Friday, September 29, 2023

We mourn Senator Dianne Feinstein, a stalwart champion on humane issues across the board, a 100 percenter on our Humane Scorecard year after year, our Legislator of the Year in 2016 and most recently, a leader in the fight to uphold California’s Prop 12 and defeat the dangerous Ending Agricultural Trade Suppression (EATS) Act that could negate countless state and local laws. We will miss her deeply and we extend our condolences to her daughter and other family members, as well as to the phenomenal staff members who supported her work and were, as Senator Feinstein was, generous with their time and advice to us over the years.

Dianne Feinstein was never one to stand on the sidelines for an important fight. So, it was no surprise that even as her health declined, she came through strong on the campaign to stop EATS in its tracks. She co-led the recent Senate letter against EATS, just as she fought hard against its predecessor measure, the King Amendment, in previous Farm Bill battles.

The highlights of her animal welfare legacy include her leadership in just about every dimension of our work.

On farm animal welfare, in addition to EATS, Senator Feinstein stood with us in our efforts to secure protections for “downed” calves and cows too sick, injured or weak to stand, supported measures for the humane treatment of egg-laying hens, pushed for appropriations language to curb the reckless misuse of antibiotics on factory farms that contributes to antibiotic resistance and props up inhumane conditions , fought against ag subsidies for fat cat millionaires, and advocated for the EPA’s efforts to collect greenhouse gas emissions data from intensive confinement factory farms.

On wildlife issues, she was a strong champion of the END Wildlife Trafficking Act, of ESA protections for African elephants, lions and leopards, of prohibitions on ivory imports, and of marine mammal protection, as in her sponsorship of the SWIMS Act. She was outspoken   in her efforts to end the National Park Service’s shooting of deer on Point Reyes National Seashore.
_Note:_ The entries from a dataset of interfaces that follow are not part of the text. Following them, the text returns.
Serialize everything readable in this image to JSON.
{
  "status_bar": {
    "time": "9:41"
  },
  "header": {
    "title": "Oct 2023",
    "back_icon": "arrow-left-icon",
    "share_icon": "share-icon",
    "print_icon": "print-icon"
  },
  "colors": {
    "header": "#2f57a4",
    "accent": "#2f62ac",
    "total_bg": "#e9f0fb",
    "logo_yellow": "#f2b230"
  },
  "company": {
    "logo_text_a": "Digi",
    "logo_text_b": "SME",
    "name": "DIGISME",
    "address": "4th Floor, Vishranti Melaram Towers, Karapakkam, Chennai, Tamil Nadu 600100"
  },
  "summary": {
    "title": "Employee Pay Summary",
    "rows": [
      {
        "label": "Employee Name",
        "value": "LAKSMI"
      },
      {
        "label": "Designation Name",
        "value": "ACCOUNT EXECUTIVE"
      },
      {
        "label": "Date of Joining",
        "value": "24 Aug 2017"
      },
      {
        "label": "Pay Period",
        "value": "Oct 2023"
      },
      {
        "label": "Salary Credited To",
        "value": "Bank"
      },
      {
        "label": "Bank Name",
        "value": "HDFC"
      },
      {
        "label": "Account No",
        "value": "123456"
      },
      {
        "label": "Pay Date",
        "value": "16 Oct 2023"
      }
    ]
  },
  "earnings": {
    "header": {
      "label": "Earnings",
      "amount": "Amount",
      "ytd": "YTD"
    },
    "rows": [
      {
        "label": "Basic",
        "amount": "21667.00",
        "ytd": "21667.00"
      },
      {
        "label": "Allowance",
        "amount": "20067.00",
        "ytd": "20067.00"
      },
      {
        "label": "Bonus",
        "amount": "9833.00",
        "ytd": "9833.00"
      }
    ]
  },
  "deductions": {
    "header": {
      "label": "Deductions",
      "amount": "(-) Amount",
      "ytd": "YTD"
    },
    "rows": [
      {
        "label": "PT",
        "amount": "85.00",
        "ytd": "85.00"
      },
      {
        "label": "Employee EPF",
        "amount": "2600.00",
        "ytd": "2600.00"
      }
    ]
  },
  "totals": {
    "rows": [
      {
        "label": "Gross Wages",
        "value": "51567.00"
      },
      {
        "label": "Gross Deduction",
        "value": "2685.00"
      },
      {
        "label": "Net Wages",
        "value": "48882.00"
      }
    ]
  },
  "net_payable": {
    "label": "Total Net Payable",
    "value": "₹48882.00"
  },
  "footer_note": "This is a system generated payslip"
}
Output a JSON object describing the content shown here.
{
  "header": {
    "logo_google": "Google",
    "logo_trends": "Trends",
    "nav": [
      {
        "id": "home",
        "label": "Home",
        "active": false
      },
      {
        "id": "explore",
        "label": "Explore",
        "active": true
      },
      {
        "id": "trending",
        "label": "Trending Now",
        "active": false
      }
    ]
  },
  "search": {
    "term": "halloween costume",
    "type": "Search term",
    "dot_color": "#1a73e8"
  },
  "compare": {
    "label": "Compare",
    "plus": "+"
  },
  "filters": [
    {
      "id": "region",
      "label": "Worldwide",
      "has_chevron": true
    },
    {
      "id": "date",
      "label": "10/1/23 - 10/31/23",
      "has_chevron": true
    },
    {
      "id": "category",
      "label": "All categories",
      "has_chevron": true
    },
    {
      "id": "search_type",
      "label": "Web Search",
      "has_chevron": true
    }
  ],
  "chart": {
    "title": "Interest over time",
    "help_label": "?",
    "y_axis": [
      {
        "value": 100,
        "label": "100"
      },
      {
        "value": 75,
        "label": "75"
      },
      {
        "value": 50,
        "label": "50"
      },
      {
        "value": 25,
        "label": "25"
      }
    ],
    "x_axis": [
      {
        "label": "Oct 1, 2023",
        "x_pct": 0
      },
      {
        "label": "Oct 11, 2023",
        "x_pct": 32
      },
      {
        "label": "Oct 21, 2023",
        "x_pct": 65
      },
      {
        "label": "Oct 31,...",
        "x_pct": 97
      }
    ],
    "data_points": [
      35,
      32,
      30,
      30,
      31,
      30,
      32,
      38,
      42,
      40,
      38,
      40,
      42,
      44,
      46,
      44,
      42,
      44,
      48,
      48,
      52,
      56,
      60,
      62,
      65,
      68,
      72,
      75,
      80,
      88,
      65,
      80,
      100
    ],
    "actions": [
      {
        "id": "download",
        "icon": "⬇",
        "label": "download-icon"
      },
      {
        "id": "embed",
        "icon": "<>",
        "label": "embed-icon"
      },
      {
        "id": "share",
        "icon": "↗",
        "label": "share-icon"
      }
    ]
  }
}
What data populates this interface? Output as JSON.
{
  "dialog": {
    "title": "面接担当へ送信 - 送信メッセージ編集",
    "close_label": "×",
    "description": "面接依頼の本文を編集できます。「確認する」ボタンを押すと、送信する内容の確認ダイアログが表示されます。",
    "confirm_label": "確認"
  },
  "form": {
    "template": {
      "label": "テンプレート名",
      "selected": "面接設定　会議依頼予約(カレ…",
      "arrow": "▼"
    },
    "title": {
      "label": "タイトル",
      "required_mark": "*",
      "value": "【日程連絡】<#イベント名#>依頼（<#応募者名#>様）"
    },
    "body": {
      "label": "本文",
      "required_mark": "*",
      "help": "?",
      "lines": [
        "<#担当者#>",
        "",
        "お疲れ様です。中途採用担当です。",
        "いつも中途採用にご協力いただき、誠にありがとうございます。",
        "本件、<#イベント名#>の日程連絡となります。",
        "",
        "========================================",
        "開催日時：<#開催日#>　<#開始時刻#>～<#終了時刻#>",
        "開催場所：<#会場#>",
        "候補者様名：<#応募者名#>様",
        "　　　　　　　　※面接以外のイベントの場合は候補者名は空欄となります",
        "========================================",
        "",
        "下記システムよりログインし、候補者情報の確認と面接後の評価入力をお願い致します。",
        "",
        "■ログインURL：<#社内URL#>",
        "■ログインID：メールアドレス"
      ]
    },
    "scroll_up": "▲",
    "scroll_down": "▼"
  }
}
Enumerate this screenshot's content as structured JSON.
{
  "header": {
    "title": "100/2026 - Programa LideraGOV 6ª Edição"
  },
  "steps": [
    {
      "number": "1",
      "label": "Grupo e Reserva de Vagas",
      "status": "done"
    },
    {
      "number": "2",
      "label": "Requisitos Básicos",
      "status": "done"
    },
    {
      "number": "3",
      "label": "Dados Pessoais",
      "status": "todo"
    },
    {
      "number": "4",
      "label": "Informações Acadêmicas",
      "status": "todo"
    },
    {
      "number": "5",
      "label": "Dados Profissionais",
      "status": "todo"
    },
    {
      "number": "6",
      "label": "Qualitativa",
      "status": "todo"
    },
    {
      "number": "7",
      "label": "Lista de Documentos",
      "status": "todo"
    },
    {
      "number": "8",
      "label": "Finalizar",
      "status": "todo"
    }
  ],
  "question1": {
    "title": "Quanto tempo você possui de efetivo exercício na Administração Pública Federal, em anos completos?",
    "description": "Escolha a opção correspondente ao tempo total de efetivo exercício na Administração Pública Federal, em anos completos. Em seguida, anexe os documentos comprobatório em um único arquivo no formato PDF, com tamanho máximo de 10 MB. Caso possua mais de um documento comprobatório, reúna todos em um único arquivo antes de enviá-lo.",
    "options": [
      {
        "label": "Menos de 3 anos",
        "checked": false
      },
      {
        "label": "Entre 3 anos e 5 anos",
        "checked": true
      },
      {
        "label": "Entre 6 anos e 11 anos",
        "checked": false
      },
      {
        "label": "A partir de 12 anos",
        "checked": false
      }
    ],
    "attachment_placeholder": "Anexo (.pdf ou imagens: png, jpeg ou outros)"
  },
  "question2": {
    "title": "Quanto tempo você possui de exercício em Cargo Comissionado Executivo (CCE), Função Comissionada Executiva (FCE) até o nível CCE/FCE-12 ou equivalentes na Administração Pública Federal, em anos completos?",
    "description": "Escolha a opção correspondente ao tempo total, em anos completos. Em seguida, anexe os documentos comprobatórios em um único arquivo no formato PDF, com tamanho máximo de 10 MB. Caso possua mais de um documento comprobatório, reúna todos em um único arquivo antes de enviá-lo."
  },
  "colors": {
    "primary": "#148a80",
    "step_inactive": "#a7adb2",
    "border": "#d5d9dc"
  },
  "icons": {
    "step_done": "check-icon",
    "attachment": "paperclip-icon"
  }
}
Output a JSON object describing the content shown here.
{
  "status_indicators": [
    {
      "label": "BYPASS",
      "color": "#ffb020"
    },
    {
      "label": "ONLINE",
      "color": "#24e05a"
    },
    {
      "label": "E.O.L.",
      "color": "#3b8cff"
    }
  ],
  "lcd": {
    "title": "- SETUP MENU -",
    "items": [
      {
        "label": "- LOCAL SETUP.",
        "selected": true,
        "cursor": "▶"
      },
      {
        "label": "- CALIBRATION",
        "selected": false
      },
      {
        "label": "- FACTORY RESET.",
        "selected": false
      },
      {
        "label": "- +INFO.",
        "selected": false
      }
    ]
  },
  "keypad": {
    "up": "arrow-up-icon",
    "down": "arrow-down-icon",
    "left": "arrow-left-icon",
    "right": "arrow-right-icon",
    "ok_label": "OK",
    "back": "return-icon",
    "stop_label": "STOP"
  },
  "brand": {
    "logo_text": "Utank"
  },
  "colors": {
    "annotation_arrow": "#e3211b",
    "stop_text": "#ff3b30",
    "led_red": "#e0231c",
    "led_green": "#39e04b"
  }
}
Serving on the Senate Appropriations Committee since 1993, Senator Feinstein played a critical role in securing funding and directing policies that improve animal welfare across the federal government. One of these crucial items was requiring inspections at the U.S. Meat Animal Research Center and other USDA facilities to bring them into compliance with the Animal Welfare Act, following a New York Times investigation that exposed shocking instances of animal mistreatment in experiments conducted on farm animals. She was also a staunch  advocate to secure the horse slaughter defund amendment that we have championed year after year during the annual appropriations process.

Senator Feinstein also supported legislation to improve the lives of countless companion animals including the Pets on Trains bill enacted in the FAST Act to enable passengers to bring cats and dogs onboard with them, joined Senator Durbin in calling on USDA to update its animal care standards for commercial dog breeding facilities, and consistently cosponsored the Puppy Protection Act to upgrade standards of care for commercial breeders, as well as being a tireless voice to end the cruelty of horse soring.

These achievements, just some of the many with which Senator Feinstein was associated, don’t even begin to capture what it means for a United States Senator to lend time, energy and political capital to animal protection. She was the epitome of the engaged and skillful politician when it came to animal welfare, and her death is an immense loss. We’ll remember her with gratitude and admiration, and we’ll never forget her devotion to duty, her compassion for the animals whose interests we’ve sworn to defend, and her courageous spirit in stepping up for those who cannot speak for themselves.